The answer must be the lines from the one that holds "Give me the" through the final line of the data, copied exactly, with no pictures.

DATASET CONTENT: Begin

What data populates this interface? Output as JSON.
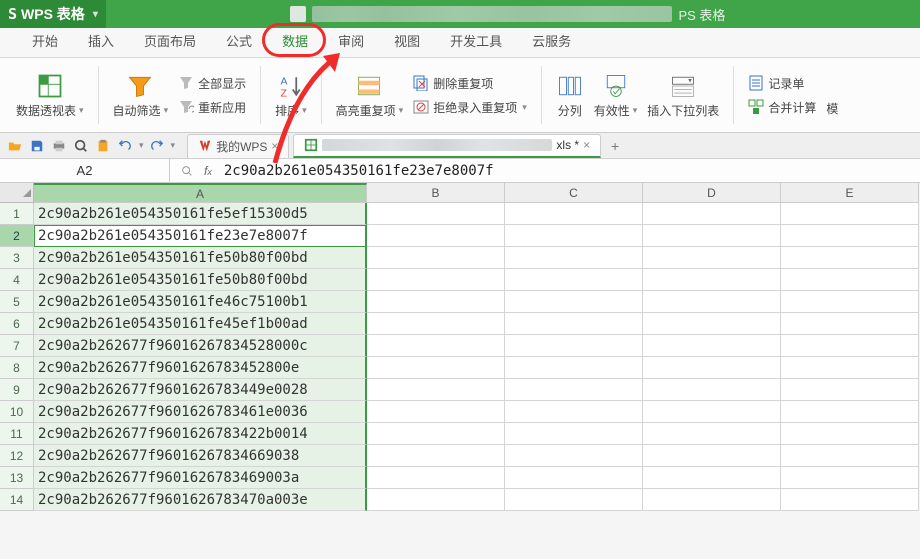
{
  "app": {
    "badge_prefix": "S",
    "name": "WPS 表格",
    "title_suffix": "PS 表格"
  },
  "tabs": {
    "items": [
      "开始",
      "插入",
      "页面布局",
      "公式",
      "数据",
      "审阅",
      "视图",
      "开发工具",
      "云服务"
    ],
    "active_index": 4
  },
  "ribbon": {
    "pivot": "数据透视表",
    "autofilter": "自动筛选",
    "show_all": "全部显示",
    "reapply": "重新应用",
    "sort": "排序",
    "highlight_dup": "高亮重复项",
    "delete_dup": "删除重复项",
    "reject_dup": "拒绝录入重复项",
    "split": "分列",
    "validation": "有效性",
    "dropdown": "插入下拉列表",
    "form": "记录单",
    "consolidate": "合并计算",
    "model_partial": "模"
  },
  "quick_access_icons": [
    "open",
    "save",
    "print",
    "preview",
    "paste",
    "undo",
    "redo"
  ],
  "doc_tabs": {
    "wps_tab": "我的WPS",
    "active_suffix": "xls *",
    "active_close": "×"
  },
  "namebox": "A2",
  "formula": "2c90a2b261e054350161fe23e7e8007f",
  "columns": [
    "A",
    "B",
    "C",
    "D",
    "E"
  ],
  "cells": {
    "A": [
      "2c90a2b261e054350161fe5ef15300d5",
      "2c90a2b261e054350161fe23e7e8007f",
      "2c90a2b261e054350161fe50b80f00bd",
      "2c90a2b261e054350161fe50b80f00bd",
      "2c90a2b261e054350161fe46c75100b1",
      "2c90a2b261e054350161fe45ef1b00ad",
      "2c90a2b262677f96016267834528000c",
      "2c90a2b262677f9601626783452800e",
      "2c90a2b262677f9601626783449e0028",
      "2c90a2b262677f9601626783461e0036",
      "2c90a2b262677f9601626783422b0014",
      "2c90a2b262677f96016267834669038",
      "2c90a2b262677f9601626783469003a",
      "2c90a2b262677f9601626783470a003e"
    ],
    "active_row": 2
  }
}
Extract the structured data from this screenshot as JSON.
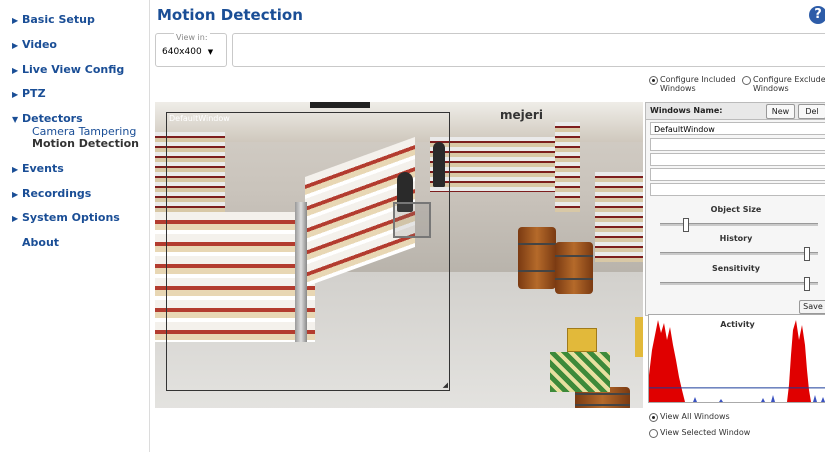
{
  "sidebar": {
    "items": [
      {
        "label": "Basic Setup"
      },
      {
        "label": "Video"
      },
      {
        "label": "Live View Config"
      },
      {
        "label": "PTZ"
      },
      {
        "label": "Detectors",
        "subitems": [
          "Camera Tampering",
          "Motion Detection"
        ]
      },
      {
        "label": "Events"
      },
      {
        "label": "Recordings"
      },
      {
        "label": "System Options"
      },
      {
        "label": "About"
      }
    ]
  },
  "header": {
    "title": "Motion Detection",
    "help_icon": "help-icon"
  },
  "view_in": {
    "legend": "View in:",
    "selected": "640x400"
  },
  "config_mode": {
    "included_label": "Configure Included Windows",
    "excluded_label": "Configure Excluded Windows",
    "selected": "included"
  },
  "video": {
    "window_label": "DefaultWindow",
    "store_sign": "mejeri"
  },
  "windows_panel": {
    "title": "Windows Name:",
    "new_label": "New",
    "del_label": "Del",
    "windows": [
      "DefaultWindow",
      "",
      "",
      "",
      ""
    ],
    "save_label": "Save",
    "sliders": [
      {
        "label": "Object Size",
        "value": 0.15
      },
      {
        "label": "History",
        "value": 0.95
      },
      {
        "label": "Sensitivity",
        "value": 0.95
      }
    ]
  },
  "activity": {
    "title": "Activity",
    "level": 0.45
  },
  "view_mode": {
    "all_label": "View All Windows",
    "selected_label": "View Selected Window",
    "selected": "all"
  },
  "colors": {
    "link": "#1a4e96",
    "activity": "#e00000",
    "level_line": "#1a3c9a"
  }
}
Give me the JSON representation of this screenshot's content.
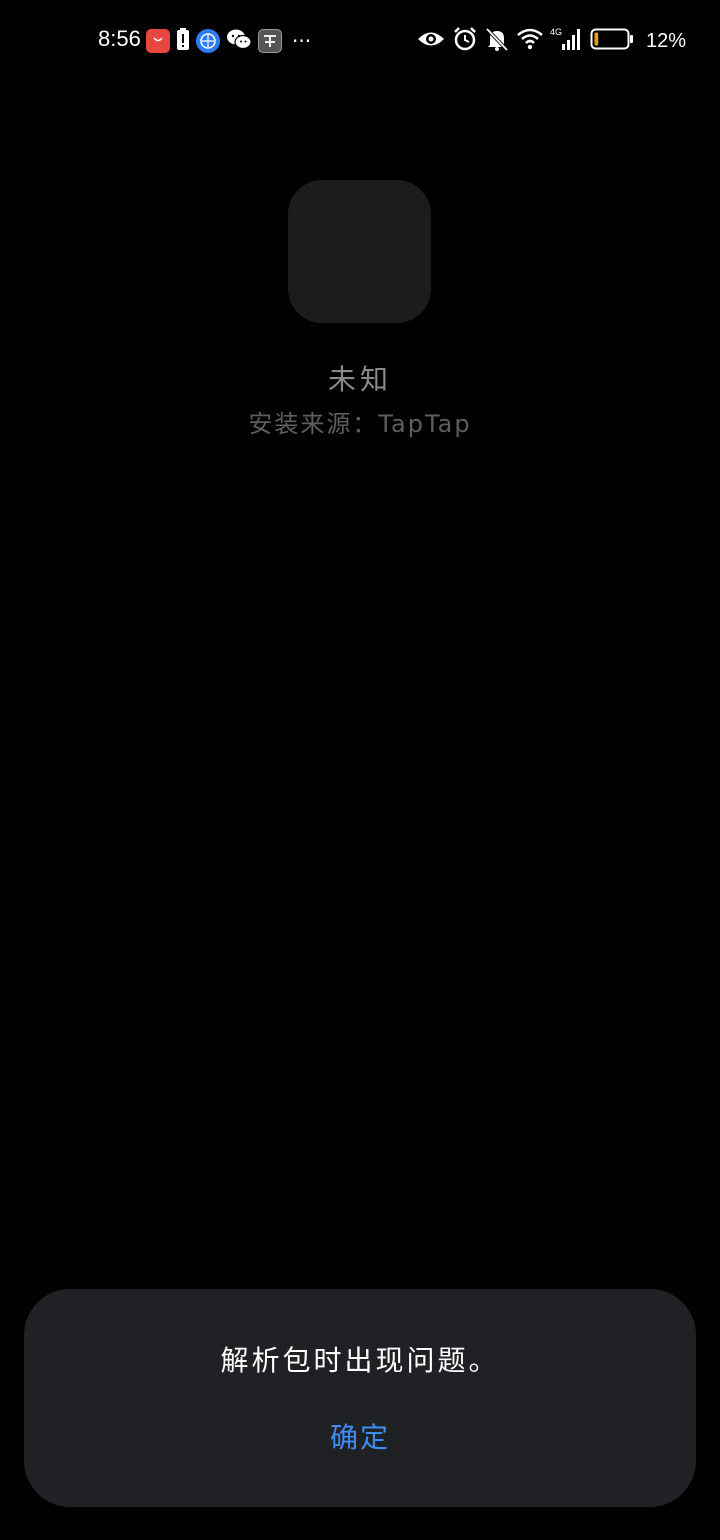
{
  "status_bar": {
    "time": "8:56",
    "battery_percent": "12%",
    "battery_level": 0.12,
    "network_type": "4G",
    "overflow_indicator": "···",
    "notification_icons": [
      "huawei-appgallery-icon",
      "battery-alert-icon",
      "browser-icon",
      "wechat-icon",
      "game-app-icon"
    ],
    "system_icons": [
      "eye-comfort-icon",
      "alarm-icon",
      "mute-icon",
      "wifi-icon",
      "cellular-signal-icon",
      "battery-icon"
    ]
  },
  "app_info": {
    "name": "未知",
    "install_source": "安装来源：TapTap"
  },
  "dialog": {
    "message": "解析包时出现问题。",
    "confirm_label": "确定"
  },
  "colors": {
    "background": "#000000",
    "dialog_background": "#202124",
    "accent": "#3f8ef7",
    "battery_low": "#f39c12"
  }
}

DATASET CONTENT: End

- [FINISHED TASK]:
Give me the JSON representation of this screenshot's content.
{
  "status_bar": {
    "time": "8:56",
    "battery_percent": "12%",
    "battery_level": 0.12,
    "network_type": "4G",
    "overflow_indicator": "···",
    "notification_icons": [
      "huawei-appgallery-icon",
      "battery-alert-icon",
      "browser-icon",
      "wechat-icon",
      "game-app-icon"
    ],
    "system_icons": [
      "eye-comfort-icon",
      "alarm-icon",
      "mute-icon",
      "wifi-icon",
      "cellular-signal-icon",
      "battery-icon"
    ]
  },
  "app_info": {
    "name": "未知",
    "install_source": "安装来源：TapTap"
  },
  "dialog": {
    "message": "解析包时出现问题。",
    "confirm_label": "确定"
  },
  "colors": {
    "background": "#000000",
    "dialog_background": "#202124",
    "accent": "#3f8ef7",
    "battery_low": "#f39c12"
  }
}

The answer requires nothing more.